A randomized trial comparing the efficacy of cognitive-behavioral therapy for bulimia nervosa delivered via telemedicine versus face-to-face

James E. Mitchell, Ross D. Crosby, Stephen A. Wonderlich, Scott Crow, Kathy Lancaster, Heather Simonich, Lorraine Swan-Kremeier, Christianne Lysne, Tricia Cook Myers

Research output: Contribution to journalArticlepeer-review

128 Scopus citations


Objective: A major problem in the delivery of mental health services is the lack of availability of empirically supported treatment, particularly in rural areas. To date no studies have evaluated the administration of an empirically supported manual-based psychotherapy for a psychiatric condition via telemedicine. The aim of this study was to compare the relative efficacy and acceptability of a manual-based cognitive-behavioral therapy (CBT) for bulimia nervosa (BN) delivered in person to a comparable therapy delivered via telemedicine. Method: One hundred twenty-eight adults meeting DSM-IV criteria for BN or eating disorder-not otherwise specified with binge eating or purging at least once per week were recruited through referrals from clinicians and media advertisements in the targeted geographical areas. Participants were randomly assigned to receive 20 sessions of manual-based, CBT for BN over 16 weeks delivered either face-to-face (FTF-CBT) or via telemedicine (TV-CBT) by trained therapists. The primary outcome measures were binge eating and purging frequency as assessed by interview at the end of treatment, and again at 3- and 12-month follow-ups. Secondary outcome measures included other bulimic symptoms and changes in mood. Results: Retention in treatment was comparable for TV-CBT and FTF-CBT. Abstinence rates at end-of-treatment were generally slightly higher for FTF-CBT compared with TV-CBT, but differences were not statistically significant. FTF-CBT patients also experienced significantly greater reductions in eating disordered cognitions and interview-assessed depression. However, the differences overall were few in number and of marginal clinical significance. Conclusions: CBT for BN delivered via telemedicine was both acceptable to participants and roughly equivalent in outcome to therapy delivered in person.

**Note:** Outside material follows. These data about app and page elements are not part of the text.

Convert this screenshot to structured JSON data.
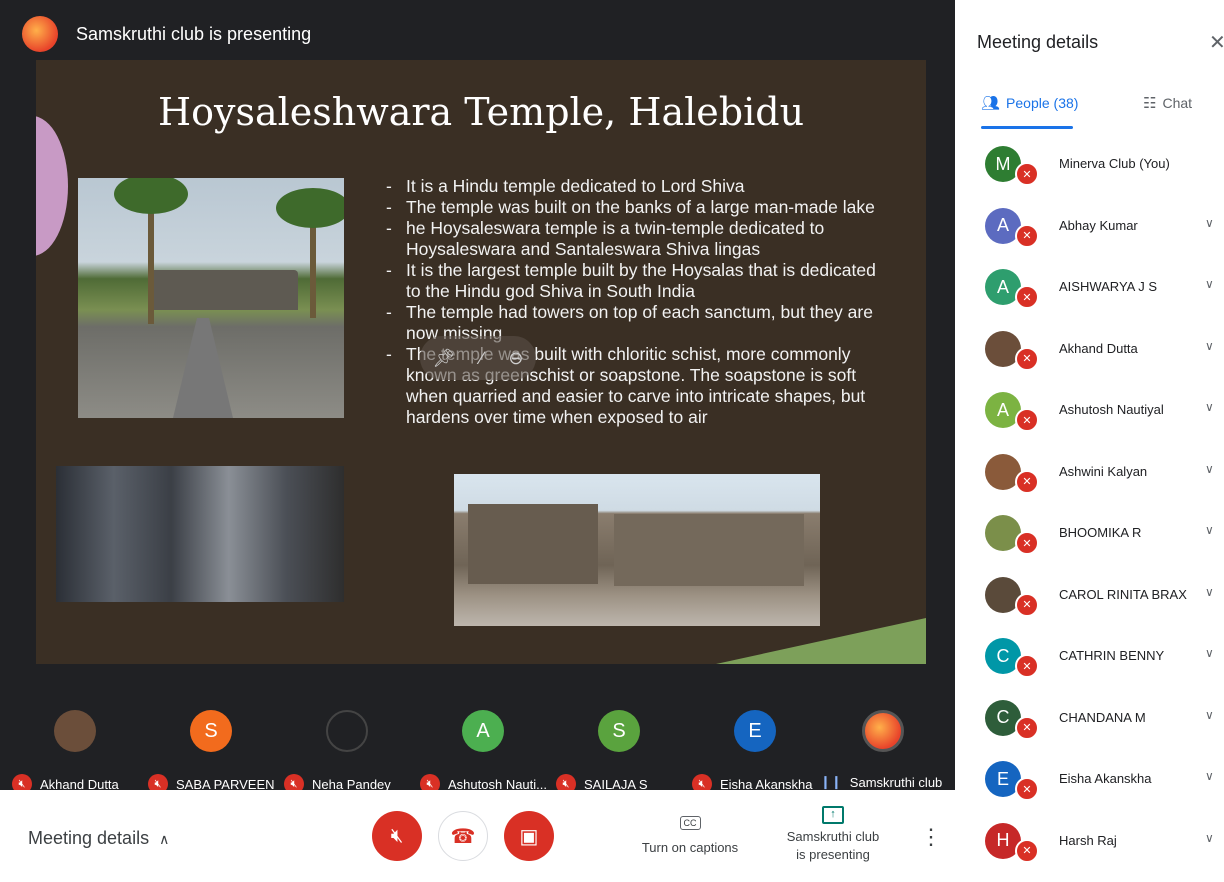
{
  "presenting": {
    "label": "Samskruthi club is presenting"
  },
  "slide": {
    "title": "Hoysaleshwara Temple, Halebidu",
    "bullets": [
      "It is a Hindu temple dedicated to Lord Shiva",
      "The temple was built on the banks of a large man-made lake",
      "he Hoysaleswara temple is a twin-temple dedicated to Hoysaleswara and Santaleswara Shiva lingas",
      "It is the largest temple built by the Hoysalas that is dedicated to the Hindu god Shiva in South India",
      "The temple had towers on top of each sanctum, but they are now missing",
      "The temple was built with chloritic schist, more commonly known as greenschist or soapstone. The soapstone is soft when quarried and easier to carve into intricate shapes, but hardens over time when exposed to air"
    ]
  },
  "tiles": [
    {
      "name": "Akhand Dutta",
      "initial": "",
      "color": "#6b4e3a",
      "muted": true
    },
    {
      "name": "SABA PARVEEN",
      "initial": "S",
      "color": "#f26b1d",
      "muted": true
    },
    {
      "name": "Neha Pandey",
      "initial": "",
      "color": "#202124",
      "muted": true
    },
    {
      "name": "Ashutosh Nauti...",
      "initial": "A",
      "color": "#4caf50",
      "muted": true
    },
    {
      "name": "SAILAJA S",
      "initial": "S",
      "color": "#5aa33e",
      "muted": true
    },
    {
      "name": "Eisha Akanskha",
      "initial": "E",
      "color": "#1565c0",
      "muted": true
    },
    {
      "name": "Samskruthi club",
      "initial": "",
      "color": "#e8432a",
      "muted": false
    }
  ],
  "bottom": {
    "meeting_details": "Meeting details",
    "captions": "Turn on captions",
    "cc": "CC",
    "present_line1": "Samskruthi club",
    "present_line2": "is presenting"
  },
  "panel": {
    "title": "Meeting details",
    "tab_people": "People (38)",
    "tab_chat": "Chat",
    "people": [
      {
        "name": "Minerva Club (You)",
        "initial": "M",
        "color": "#2e7d32",
        "chev": false
      },
      {
        "name": "Abhay Kumar",
        "initial": "A",
        "color": "#5c6bc0",
        "chev": true
      },
      {
        "name": "AISHWARYA J S",
        "initial": "A",
        "color": "#2e9e6e",
        "chev": true
      },
      {
        "name": "Akhand Dutta",
        "initial": "",
        "color": "#6b4e3a",
        "chev": true
      },
      {
        "name": "Ashutosh Nautiyal",
        "initial": "A",
        "color": "#7cb342",
        "chev": true
      },
      {
        "name": "Ashwini Kalyan",
        "initial": "",
        "color": "#8a5a3a",
        "chev": true
      },
      {
        "name": "BHOOMIKA R",
        "initial": "",
        "color": "#7b8f4a",
        "chev": true
      },
      {
        "name": "CAROL RINITA BRAX",
        "initial": "",
        "color": "#5a4a3a",
        "chev": true
      },
      {
        "name": "CATHRIN BENNY",
        "initial": "C",
        "color": "#0097a7",
        "chev": true
      },
      {
        "name": "CHANDANA M",
        "initial": "C",
        "color": "#2e5d3a",
        "chev": true
      },
      {
        "name": "Eisha Akanskha",
        "initial": "E",
        "color": "#1565c0",
        "chev": true
      },
      {
        "name": "Harsh Raj",
        "initial": "H",
        "color": "#c62828",
        "chev": true
      }
    ]
  }
}
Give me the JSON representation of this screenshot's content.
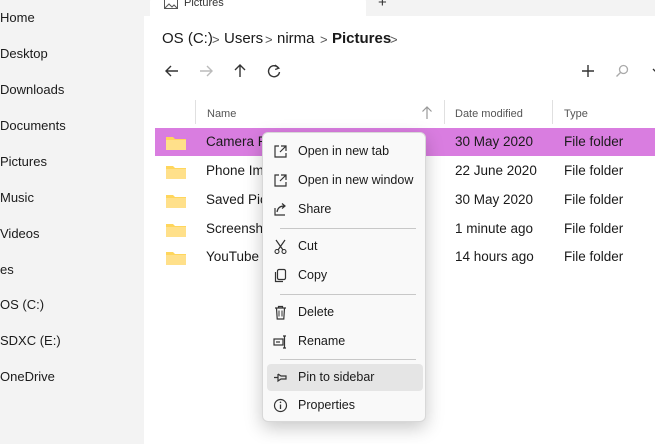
{
  "sidebar": {
    "items": [
      {
        "label": "Home"
      },
      {
        "label": "Desktop"
      },
      {
        "label": "Downloads"
      },
      {
        "label": "Documents"
      },
      {
        "label": "Pictures"
      },
      {
        "label": "Music"
      },
      {
        "label": "Videos"
      },
      {
        "label": "es"
      },
      {
        "label": "OS (C:)"
      },
      {
        "label": "SDXC (E:)"
      },
      {
        "label": "OneDrive"
      }
    ]
  },
  "tabs": {
    "active_label": "Pictures",
    "new_tab_label": "+"
  },
  "breadcrumb": {
    "items": [
      "OS (C:)",
      "Users",
      "nirma",
      "Pictures"
    ],
    "separator": ">"
  },
  "columns": {
    "name": "Name",
    "date": "Date modified",
    "type": "Type"
  },
  "files": [
    {
      "name": "Camera R",
      "date": "30 May 2020",
      "type": "File folder",
      "selected": true
    },
    {
      "name": "Phone Im",
      "date": "22 June 2020",
      "type": "File folder"
    },
    {
      "name": "Saved Pic",
      "date": "30 May 2020",
      "type": "File folder"
    },
    {
      "name": "Screensh",
      "date": "1 minute ago",
      "type": "File folder"
    },
    {
      "name": "YouTube",
      "date": "14 hours ago",
      "type": "File folder"
    }
  ],
  "context_menu": {
    "items": [
      {
        "label": "Open in new tab",
        "icon": "open-new-icon"
      },
      {
        "label": "Open in new window",
        "icon": "open-new-icon"
      },
      {
        "label": "Share",
        "icon": "share-icon"
      },
      {
        "label": "Cut",
        "icon": "scissors-icon"
      },
      {
        "label": "Copy",
        "icon": "copy-icon"
      },
      {
        "label": "Delete",
        "icon": "trash-icon"
      },
      {
        "label": "Rename",
        "icon": "rename-icon"
      },
      {
        "label": "Pin to sidebar",
        "icon": "pin-icon",
        "hovered": true
      },
      {
        "label": "Properties",
        "icon": "info-icon"
      }
    ]
  },
  "colors": {
    "selection": "#d97de0",
    "folder": "#ffd65c",
    "sidebar_bg": "#f3f3f3",
    "menu_hover": "#e5e5e5"
  }
}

Original languageEnglish (US)
Pages (from-to)581-592
Number of pages12
JournalBehaviour Research and Therapy
Issue number5
StatePublished - May 2008

Bibliographical note

Funding Information:
Funding for this study was provided by a grant funded jointly by the National Institute of Mental Health and the National Institute of Diabetes and Digestive and Kidney Diseases (R01-MHDK-58820), the National Institute of Mental Health (KO2 MH65919) and the Neuropsychiatric Research Institute.


  • Bulimia nervosa
  • Cognitive-behavioral therapy
  • Telemedicine


Dive into the research topics of 'A randomized trial comparing the efficacy of cognitive-behavioral therapy for bulimia nervosa delivered via telemedicine versus face-to-face'. Together they form a unique fingerprint.

Cite this